Image|Pixabay @Little_FOXY


By Christophe Champs, founder of PODO Clinic and Workshop

More than 50% of people have a difference in the lengths of their legs – it is known as limb length discrepancy. But for most people—whether they’re a one-leg-shorter or one-leg-longer type of person—the good news is that the difference is rarely very big and is usually only a few millimetres. A limb length discrepancy, or LLD, can also affect arms, but at PODO we specialise in all types of locomotion, including the gait, so let’s look specifically at leg length discrepancy.

Why do we have one leg shorter than the other?

An LLD can develop at any stage in life. It can be visible at birth (congenital) or acquired later while growing as a child and/or adolescent, or it can happen as an adult. An LLD can be post-traumatic, resulting from surgery or from a severe fracture affecting your thigh bone, tibia, fibula, foot or ankle. It can also be caused by a fracture that has poorly healed, an infection, a bone cyst, a bone tumour, and so on.

Our bodies always keep our eyes level on the horizon; from head to toe, every joint, at every level (ankle, knee, pelvis, shoulder, etc.) adapts in every body plane in order to ensure our eyes remain level. This sounds like an obviously good thing, but it can result in problems. For example, it can lead to an antalgic gait, where we walk differently to avoid discomfort, which manifests as a limp.

At that point, it is a good idea to see an expert in Biomechanics who can look at your gait and help you to avoid unnecessary body pain, now and in the future.

When it comes to biomechanics, focusing on your alignment, balance, and posture—both static and dynamic—allows us to measure the risks associated with a leg length discrepancy, in terms of direct damages or risks of developing osteoarthritis in the future.

However, be assured that an LLD is not a condition that automatically requires medical treatment. Sometimes it’s not even a problem.

What you do need to do if you have LLD is to start understanding why you have it, to notice how it impacts your quality of life, comfort, or performance and, most importantly, to find out how to deal with it.

Measuring a leg length discrepancy

A standing X-ray is the most common procedure to measure an LLD. However, this is also where I see the most inconsistency in results. Let’s be clear, X-rays are a phenomenal tool to help us assess our bones and joints, but they remain two-dimensional pictures trying to illustrate a three-dimensional reality.

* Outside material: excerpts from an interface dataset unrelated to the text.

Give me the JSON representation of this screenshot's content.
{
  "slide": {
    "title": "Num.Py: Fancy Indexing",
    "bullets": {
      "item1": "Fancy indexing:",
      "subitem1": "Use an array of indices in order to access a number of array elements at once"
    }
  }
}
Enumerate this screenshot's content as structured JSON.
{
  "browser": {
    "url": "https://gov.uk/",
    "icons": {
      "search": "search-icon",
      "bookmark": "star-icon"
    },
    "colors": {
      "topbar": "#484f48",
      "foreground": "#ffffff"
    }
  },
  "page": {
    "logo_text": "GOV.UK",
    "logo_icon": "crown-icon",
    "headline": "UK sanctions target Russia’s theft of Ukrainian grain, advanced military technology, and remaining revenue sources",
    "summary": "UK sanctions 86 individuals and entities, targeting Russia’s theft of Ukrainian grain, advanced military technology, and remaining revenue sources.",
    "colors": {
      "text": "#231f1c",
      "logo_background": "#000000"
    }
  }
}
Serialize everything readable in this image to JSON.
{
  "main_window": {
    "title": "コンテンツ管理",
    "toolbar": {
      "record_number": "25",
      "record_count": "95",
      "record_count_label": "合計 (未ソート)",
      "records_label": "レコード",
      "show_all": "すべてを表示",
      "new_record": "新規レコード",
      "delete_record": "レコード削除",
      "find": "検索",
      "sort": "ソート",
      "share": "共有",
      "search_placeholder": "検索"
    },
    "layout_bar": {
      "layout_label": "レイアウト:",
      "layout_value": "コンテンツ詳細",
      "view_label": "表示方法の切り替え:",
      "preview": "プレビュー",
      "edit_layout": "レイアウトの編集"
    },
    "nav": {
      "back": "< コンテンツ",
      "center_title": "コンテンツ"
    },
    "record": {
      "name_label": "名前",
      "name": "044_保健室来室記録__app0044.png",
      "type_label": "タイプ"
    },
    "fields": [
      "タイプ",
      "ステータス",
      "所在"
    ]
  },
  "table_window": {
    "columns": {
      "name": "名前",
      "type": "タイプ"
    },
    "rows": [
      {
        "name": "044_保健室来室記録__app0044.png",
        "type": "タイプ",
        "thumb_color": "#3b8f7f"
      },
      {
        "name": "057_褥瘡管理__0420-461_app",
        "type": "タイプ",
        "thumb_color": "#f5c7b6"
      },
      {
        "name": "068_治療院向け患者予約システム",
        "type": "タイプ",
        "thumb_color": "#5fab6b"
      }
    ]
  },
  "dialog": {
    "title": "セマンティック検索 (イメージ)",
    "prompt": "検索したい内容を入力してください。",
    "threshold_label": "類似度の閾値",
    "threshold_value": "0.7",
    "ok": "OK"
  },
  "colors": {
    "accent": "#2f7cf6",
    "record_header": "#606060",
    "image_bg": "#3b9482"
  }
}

For example, drop one of your arches by over-pronating (inward rolling) on one foot only, and your hip on the same side will probably drop as well – following your knee, of course. Structurally (in terms of bone size) you will be fine, but the drop of this arch would make that leg appear shorter. Now, if you imagine in this case that this postural short leg was diagnosed and addressed with a heel lift, not only will you not be helping your body to work better, but you might actually increase this overpronation and make things worse. In 2D it looks like a great idea to compensate for that frontal LLD – in reality, it is not.

Surgery or conservative treatments?

The main factors to take into consideration when addressing our fantastic human body are, firstly, the structural factors (bones’ lengths and shapes), and then the postural factors (positions and adaptations of bones and joints).

You will best address the postural problems with conservative treatments (non-surgical / non-invasive) or radical treatments (ones that aim to cure the disease rather than merely relieve symptoms). But you will only alter the structural factors by getting an orthopaedic surgeon onboard, to either lengthen the shorter leg or shorten the longer one. This is rarely necessary but sometimes it is. I cannot recommend enough getting opinions from two different consultants and making sure all conservative solutions have been tried and unsuccessful before going down this route.


Do NOT try to address an LLD alone. It is not always the source of your problems, it takes knowledge and skill to properly diagnose it, addressing it is a tricky task and, most importantly, the wrong solution will worsen the problem.

Heel lifts and wedges can be added as a conservative treatment, or a pair of orthotics or insoles within, or on, your shoes can be added straight away. Remember, they will only work when you wear them. This can be enough if you wear shoes a lot but becomes useless if you spend most of your time barefoot.

Keep an eye on your shoes, as they will wear unevenly, increase your asymmetry, affect your biomechanics and aggravate many symptoms.

Remember that it rarely matters whether you have one leg shorter/longer than the other. Up to a certain level of asymmetry or discomfort, we might not even address it with a heel lift or wedge.


Christophe Champs is an expert in Biomechanics and the founder of the PODO Clinic and Workshop. Christophe works with clients to help correct postural and biomechanical issues that are causing pain or putting a client at risk of injury. By testing both the moving gait and the still posture Christophe can correct misalignment and asymmetry by creating custom-made orthotics to suit the exact needs of each individual client.


This is not paid for or sponsored in any way.